A couple of weeks ago, I spent a few hours with my husband at our backyard barbecue.
I was having a great time, so when the conversation turned to the topic of primitives, we quickly discussed the difference between what I’d found at home and what we had been told by the internet.
The next time I was home, I was surprised to see that I hadn’t found any.
In fact, I had missed the opportunity to learn about some of the more unusual materials in our backyard.
I’m not a primitive, and I’ve never been to the beach.
What am I missing?
We started by talking about the similarities between primitive camping and a home campfire.
Primitive campfires use wood as fuel, which gives them a unique flavor.
The most common kind of primitive campfire you’ll find in the US is a traditional fire that has a wood-burning kettle and a wood or ceramic chimney.

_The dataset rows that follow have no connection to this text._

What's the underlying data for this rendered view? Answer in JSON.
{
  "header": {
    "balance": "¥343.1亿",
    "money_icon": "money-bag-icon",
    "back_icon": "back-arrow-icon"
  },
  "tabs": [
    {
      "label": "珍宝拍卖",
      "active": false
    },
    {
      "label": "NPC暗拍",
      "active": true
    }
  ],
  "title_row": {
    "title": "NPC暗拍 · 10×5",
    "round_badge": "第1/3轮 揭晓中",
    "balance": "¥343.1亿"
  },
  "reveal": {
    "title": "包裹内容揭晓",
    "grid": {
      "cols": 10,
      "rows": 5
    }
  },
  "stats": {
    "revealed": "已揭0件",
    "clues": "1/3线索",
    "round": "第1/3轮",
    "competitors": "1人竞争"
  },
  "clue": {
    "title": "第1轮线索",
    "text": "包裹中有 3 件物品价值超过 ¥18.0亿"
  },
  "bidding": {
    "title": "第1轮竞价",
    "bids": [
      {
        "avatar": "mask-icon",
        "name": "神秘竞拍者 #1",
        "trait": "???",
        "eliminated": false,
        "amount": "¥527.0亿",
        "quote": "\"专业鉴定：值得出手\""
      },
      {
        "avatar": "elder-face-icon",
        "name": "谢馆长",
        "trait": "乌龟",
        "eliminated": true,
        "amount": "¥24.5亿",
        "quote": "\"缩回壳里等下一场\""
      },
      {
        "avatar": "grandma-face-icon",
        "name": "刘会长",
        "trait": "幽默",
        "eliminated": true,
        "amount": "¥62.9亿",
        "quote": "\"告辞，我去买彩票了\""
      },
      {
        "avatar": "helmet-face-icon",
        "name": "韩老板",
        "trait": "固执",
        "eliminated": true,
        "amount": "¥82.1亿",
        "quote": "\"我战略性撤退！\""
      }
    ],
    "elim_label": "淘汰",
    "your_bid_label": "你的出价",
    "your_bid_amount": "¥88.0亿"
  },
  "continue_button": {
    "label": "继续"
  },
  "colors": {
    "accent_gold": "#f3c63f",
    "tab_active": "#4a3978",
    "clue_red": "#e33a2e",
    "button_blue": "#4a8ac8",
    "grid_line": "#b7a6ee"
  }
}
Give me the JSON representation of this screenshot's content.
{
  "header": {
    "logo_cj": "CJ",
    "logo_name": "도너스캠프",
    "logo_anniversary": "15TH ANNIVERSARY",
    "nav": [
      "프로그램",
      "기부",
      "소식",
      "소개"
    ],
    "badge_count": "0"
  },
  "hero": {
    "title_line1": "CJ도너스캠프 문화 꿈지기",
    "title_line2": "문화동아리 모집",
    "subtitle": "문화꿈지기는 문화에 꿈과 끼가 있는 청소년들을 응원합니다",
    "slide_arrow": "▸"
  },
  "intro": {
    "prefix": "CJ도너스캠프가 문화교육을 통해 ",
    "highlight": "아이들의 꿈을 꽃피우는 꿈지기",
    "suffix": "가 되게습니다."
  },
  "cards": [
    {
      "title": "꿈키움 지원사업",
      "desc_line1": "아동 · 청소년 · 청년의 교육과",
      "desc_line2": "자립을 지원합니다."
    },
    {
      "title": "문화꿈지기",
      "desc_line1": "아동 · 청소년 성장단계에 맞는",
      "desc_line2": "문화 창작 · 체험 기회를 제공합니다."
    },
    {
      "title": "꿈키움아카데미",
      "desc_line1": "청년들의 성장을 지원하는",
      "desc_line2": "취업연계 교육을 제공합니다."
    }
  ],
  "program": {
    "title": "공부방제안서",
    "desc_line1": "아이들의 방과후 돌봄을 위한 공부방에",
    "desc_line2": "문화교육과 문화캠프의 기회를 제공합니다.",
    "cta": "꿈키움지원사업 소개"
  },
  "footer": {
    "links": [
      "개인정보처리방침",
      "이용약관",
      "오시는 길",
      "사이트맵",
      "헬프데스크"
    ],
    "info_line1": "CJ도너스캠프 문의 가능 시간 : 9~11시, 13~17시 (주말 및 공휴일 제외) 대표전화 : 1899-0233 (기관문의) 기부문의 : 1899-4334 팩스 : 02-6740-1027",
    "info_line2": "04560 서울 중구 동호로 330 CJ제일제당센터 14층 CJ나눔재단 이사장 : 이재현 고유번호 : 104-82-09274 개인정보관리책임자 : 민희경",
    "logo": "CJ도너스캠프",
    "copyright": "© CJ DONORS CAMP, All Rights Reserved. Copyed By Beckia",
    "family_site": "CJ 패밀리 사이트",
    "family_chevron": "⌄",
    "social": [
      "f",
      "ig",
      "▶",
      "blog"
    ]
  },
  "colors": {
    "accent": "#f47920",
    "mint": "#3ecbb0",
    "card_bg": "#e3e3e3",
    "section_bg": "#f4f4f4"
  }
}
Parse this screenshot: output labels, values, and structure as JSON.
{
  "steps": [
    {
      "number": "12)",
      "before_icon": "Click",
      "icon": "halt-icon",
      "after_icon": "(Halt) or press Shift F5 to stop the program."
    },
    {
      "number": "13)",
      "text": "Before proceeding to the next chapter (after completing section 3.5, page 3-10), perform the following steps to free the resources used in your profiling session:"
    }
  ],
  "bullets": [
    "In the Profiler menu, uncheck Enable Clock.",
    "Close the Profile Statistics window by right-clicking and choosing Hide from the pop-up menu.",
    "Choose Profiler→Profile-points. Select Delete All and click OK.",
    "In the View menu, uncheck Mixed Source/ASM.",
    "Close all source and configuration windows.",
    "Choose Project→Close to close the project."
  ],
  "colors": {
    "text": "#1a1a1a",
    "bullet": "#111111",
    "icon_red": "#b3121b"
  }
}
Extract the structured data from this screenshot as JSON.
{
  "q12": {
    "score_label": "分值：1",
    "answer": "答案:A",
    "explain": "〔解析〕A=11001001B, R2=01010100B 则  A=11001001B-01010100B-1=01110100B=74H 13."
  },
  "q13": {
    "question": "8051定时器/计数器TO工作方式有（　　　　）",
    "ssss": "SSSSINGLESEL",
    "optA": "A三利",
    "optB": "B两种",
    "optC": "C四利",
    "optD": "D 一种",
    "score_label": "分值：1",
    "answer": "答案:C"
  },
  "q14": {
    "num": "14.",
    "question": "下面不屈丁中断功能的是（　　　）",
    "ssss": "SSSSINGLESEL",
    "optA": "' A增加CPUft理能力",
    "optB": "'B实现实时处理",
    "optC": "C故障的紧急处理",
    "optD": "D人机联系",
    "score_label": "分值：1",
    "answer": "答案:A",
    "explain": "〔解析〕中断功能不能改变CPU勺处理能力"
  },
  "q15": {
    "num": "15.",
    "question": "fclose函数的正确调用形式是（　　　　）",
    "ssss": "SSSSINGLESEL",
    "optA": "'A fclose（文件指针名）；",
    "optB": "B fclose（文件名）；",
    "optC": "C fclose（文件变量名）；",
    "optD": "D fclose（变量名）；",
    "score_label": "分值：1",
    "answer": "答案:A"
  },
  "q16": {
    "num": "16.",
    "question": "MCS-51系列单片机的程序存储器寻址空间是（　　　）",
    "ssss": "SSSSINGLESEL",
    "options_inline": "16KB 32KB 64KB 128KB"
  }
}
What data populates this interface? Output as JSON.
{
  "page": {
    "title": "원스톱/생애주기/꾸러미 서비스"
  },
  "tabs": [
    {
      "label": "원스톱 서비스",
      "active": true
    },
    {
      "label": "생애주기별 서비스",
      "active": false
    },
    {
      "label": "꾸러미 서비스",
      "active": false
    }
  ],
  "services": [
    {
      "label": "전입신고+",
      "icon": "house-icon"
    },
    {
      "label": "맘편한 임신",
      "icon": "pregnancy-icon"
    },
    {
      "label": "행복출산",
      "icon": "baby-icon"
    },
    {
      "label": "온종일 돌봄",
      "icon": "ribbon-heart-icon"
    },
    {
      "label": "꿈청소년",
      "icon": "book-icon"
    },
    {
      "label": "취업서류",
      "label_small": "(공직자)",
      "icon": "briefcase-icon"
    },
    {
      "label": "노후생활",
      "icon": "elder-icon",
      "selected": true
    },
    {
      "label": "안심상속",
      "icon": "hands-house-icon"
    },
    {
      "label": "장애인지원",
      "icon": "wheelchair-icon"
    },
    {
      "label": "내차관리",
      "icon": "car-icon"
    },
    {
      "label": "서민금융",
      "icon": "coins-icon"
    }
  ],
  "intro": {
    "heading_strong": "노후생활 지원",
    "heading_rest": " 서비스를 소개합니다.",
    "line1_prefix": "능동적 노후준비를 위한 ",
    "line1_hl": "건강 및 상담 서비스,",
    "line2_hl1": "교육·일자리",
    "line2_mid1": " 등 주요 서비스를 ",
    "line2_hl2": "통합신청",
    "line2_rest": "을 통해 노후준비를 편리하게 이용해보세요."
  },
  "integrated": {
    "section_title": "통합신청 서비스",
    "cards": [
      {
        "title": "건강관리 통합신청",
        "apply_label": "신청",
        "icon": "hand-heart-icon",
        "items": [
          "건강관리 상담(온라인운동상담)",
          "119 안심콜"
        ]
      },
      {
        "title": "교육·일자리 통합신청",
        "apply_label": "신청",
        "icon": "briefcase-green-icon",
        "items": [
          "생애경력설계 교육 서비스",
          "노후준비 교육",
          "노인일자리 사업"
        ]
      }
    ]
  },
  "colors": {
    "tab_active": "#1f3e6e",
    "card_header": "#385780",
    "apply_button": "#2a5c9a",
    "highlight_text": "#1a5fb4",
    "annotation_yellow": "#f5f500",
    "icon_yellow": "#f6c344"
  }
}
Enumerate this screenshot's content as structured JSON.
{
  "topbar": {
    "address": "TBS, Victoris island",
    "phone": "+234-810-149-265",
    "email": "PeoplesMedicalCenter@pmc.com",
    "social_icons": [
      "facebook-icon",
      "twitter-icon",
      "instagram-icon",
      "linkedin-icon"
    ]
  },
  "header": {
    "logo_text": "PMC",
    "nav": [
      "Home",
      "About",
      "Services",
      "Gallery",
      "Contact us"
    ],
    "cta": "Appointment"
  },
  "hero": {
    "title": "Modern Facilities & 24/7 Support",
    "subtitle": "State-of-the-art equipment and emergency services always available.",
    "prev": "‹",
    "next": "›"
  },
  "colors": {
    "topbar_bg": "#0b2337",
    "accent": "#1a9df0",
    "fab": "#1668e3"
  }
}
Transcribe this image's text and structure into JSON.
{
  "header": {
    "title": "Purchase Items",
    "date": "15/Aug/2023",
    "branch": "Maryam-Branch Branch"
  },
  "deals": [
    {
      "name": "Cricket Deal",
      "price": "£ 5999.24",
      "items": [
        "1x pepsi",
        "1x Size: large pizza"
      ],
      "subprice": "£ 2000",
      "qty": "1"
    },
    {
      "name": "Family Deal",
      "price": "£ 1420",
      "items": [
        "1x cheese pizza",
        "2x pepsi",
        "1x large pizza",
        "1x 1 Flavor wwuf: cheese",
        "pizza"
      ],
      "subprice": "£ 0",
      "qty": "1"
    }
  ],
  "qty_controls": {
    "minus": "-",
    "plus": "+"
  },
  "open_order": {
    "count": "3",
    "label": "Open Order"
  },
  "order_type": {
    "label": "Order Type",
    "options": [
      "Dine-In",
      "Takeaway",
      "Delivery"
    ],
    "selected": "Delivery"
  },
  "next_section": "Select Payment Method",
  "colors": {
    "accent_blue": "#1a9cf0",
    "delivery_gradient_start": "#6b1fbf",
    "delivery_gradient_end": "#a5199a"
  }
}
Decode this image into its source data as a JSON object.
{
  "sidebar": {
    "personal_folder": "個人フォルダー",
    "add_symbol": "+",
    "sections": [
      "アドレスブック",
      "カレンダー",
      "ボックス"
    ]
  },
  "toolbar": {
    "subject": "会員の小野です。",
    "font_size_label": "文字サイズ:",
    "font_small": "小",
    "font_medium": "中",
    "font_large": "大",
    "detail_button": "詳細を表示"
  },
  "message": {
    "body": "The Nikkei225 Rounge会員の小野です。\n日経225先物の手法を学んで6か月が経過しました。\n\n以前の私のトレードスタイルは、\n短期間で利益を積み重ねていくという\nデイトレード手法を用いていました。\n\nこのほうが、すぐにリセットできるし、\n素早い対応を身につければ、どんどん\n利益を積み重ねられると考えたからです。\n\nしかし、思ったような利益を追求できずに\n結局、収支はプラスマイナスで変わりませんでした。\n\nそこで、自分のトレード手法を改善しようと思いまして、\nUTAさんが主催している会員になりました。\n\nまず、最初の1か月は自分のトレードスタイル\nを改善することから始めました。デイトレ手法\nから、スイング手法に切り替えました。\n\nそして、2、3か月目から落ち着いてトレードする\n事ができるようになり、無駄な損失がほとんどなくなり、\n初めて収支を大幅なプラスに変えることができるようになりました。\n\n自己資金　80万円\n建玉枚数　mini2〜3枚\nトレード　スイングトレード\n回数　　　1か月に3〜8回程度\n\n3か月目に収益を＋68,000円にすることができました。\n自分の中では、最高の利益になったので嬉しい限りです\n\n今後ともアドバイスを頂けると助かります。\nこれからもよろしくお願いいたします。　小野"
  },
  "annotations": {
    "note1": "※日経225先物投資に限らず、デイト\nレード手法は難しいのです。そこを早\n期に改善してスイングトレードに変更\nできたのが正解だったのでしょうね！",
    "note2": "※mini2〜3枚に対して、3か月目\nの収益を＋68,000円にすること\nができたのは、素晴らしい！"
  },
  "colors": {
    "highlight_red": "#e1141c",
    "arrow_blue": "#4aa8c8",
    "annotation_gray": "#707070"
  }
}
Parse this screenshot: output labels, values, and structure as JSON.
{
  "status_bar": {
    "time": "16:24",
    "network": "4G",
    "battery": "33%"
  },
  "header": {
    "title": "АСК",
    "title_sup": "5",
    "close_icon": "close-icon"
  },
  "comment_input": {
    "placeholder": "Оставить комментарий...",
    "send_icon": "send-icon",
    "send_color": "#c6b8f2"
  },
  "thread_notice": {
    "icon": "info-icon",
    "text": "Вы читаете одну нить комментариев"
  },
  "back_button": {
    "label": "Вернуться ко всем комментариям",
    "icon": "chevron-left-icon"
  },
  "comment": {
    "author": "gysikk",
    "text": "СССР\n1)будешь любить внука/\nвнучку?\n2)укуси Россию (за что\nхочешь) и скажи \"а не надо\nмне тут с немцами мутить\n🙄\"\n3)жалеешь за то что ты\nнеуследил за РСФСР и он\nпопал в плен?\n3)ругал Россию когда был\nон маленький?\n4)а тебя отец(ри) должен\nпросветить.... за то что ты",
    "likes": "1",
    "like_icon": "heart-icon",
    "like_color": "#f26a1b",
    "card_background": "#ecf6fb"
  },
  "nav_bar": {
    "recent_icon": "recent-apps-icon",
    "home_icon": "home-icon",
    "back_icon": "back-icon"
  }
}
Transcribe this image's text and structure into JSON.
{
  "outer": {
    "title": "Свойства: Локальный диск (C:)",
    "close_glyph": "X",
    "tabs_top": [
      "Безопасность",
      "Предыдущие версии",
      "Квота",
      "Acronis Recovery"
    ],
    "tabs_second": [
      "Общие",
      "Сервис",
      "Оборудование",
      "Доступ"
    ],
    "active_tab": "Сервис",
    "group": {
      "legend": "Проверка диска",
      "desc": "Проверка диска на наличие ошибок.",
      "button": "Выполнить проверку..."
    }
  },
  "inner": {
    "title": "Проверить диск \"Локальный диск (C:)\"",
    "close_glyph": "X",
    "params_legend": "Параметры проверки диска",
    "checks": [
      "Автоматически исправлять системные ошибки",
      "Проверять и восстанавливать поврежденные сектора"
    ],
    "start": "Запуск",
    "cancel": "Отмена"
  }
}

Wood-burning campfires are used to warm up the campfire and keep the fire lit during the night.
It’s not uncommon for primitive campfires to use natural wood that’s grown in the wild, and the campfires themselves are typically made of recycled or salvaged wood.
But the most popular primitive camp fires that we’ve seen so far are actually wood burning campfires, which are typically larger, heavier, and more expensive than traditional campfires.
A primitive campfire, as a rule, has a chimney that’s made of a mixture of wood, earth, and natural fibers.
One of the most common types of primitive camping we’ve been able to find is a primitive tent that comes in many sizes and materials.
When you’re camping on a primitive camping site, you have to have a lot of supplies for the entire trip.
These include a fire, a fire pit, and some food.
For the purposes of this article, I’m only going to be focusing on wood- and fire-burning campsites, but there are other options for primitive camping.
Campfire Basics and Campfire Lighting There are several basic elements you need to know to start your camping trip: The fire, and its setting Where you put it The type of fire you’re using The type of fuel you’re burning How you plan to light the fire You can have a fire in one room, but if you have a campfire that’s not set, you can only have one fire in the house.
You’ll find many primitive camping sites set up with the fire on the stove or on a camp stove that has an extension cord.
If you’re going to have multiple fires in the home, you need a fire that you can set from anywhere in the campground.
We were able to set up a camp fire at our house in a wood burning tent, but it was in a fairly large tent.
To be able to start a fire at the top of our porch, we needed a fire to go from the porch to the back of the house, but we didn’t have that fire available.
How do I light my campfire?
Primarily, you’ll have to use a portable stove.
Fire-stoves require a range of batteries that are easy to recharge.
Batteries can be purchased at hardware stores or online, and many online sources sell a range, from a single battery to multiple batteries.
Most fire-starters will charge your portable stove up with water, or a non-metallic liquid.
There are two basic types of water-burning stoves that we found on our trip.
One is the Campfire Lite, which is a little bit more portable than the Fire Lite.
Its a two-person, portable fire that comes with a water jug and a fire starter.
This fire has a large fuel capacity, so it’ll burn for about an hour and a half, depending on how many people you have.
Another fire-starter is the Thermos Fire Starter, which uses an electric heater to cook your food.
The Thermos is a two person, portable stove that comes equipped with a fire and two batteries.
It burns for about three hours.
Thermos Stoves are also available with a range that you might not want to be camping at night.
For instance, the Thermopower Stove can be set up in a standard outdoor campground, but the larger version, the TPS, can also be used in a cabin or in a home with a kitchen.
TPS Stoves, or Thermos Stove Campers, are very portable.
They have a range and can be used anywhere in a campground or in the backyard.
They also come with an electric timer, so you can get started cooking food and having the fire ready for the night in a few minutes.
So, how do I find the right primitive camping stove for me? There